* Problem details
Extract all lines that hold "item" from the records below.

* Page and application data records
------------------------

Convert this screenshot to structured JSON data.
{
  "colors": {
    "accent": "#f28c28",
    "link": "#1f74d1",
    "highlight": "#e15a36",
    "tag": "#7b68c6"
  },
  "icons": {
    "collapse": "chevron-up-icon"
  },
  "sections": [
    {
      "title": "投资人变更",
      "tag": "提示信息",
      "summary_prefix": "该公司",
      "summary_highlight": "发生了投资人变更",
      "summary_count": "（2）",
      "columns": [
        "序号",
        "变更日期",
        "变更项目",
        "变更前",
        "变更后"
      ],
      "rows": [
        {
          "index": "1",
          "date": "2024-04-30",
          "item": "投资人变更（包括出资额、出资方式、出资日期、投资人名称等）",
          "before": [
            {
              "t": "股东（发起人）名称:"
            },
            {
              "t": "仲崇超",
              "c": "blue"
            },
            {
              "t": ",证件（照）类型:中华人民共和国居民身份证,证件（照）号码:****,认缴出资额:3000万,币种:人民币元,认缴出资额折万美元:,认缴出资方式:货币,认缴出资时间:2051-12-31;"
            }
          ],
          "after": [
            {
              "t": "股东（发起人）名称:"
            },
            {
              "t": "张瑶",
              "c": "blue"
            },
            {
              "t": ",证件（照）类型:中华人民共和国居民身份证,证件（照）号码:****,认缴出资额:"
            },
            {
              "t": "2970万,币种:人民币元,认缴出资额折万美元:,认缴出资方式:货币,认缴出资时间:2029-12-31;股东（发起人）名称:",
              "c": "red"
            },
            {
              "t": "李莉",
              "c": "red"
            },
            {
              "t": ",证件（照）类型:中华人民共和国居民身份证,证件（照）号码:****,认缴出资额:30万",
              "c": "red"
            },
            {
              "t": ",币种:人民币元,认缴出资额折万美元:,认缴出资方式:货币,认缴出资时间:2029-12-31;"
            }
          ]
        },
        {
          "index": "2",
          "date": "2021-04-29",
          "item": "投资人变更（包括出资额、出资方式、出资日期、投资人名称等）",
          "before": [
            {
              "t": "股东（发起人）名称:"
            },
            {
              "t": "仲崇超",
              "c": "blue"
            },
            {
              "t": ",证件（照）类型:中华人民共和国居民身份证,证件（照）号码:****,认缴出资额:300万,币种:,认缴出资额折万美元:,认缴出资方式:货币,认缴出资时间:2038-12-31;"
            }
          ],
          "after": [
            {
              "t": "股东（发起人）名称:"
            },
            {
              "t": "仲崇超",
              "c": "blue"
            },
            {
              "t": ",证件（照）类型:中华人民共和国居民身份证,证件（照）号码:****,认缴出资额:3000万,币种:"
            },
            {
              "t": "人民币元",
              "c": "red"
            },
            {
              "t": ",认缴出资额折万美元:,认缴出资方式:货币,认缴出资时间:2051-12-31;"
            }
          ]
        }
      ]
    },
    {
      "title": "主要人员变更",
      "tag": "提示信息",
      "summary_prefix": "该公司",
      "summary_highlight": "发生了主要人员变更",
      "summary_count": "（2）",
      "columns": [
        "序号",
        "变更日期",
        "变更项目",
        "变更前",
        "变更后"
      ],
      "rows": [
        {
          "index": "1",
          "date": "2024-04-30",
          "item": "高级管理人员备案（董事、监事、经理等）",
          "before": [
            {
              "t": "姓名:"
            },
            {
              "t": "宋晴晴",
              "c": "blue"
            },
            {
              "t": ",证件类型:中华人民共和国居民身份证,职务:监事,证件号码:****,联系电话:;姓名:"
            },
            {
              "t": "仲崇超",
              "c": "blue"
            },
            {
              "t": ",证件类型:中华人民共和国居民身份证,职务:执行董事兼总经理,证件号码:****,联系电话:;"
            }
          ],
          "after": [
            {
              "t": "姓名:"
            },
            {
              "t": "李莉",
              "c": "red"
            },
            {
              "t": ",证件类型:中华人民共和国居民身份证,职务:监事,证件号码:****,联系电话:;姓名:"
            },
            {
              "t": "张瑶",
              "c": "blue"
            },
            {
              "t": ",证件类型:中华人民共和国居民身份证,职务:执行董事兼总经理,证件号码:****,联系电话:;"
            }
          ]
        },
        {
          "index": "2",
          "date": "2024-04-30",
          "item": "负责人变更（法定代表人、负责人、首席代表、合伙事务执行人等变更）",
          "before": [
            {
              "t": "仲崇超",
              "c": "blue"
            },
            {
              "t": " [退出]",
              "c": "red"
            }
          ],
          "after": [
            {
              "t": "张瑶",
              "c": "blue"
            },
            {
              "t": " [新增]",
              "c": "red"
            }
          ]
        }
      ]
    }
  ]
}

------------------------

* Task response
          "item": "投资人变更（包括出资额、出资方式、出资日期、投资人名称等）",
          "item": "投资人变更（包括出资额、出资方式、出资日期、投资人名称等）",
          "item": "高级管理人员备案（董事、监事、经理等）",
          "item": "负责人变更（法定代表人、负责人、首席代表、合伙事务执行人等变更）",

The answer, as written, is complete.